So all the tuple classes are modeled after the following pattern that you see here

for tuple two. It's a case class it takes t1 and t2 as

parameters. And then tuple two would have two fields

which are named underscore one and underscore two of types t1 and t2

respectively. That's almost all.

The only other thing we need to do is work on the ways tuples are represented.

We do not want to print them with tuple two so we override the two string function

to give us back the usual tuple syntax, so open parentheses followed by the field

separated by commas followed by a closing parentheses.

So what this definition of the case class shows is that the fields of a tuple can in

fact be accessed with names underscore one, underscore two, and so om up to the

number of elements in the pattern. That means that instead of the pattern

matching that we've seen. Say, now label value equals pair.

One could also have written label equals pair.<u>11.</u>

So the first element of the pair and value equals pair.<u>2.2.</u>

But the pattern matching form is generally preferred, because it's both shorter and

clearer. So, let's do an exercise.

The merge function we've seen so far uses a nested pattern match and that was rather

long and it was also not so nice because it didn't reflect the inherent symmetry of

the merge algorithm. We had, first had to do at pattern match

on the left-hand side and then a nested pattern match on the right-hand side but,

for merge, it doesn't really matter what is left-hand and what is right-hand side.

So. Let's rewrite merge using a pattern

matching over pairs. So what I want to do here is, I want to

have the same signature as merge, but I want to start off with saying, well, let's

form a pair of xa, ys, and then match on the pair.

So, How would I do that?

To develop an answer for this quiz let's use the worksheet again.

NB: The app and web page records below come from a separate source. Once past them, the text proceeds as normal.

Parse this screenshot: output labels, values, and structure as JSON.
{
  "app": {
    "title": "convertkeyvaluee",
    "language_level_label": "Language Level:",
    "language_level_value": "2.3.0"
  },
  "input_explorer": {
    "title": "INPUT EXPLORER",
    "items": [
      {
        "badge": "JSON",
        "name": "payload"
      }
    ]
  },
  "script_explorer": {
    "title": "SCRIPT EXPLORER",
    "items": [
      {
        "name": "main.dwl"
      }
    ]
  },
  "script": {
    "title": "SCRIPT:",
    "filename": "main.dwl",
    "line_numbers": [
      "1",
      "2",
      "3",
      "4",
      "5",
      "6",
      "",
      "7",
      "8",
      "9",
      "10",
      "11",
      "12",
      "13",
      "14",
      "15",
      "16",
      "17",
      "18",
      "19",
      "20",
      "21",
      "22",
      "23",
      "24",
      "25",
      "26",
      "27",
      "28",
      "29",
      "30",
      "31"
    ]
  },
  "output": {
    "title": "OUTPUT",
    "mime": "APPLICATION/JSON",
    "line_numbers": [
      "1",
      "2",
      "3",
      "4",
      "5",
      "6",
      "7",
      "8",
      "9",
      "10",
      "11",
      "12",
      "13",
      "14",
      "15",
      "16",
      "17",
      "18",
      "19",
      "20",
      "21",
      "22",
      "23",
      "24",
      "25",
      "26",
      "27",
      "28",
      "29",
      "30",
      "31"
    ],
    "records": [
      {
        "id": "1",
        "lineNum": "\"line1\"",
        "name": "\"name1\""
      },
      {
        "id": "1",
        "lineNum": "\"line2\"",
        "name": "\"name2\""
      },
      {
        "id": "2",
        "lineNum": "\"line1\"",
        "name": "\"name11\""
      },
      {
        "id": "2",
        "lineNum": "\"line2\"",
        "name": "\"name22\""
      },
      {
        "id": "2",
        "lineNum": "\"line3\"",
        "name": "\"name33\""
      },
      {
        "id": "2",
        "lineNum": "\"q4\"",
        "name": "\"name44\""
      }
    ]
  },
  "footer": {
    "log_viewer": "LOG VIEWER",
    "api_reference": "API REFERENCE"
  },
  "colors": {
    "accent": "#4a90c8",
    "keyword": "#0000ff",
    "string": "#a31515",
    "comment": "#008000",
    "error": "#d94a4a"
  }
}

I've already opened a worksheet for merge sort and I've put the outline of the merge

sort function as we've seen it so far in it.

The definition of merge here is still missing, so let's work on that.

So the suggestion was, let's do a pattern match on the pair xs ys.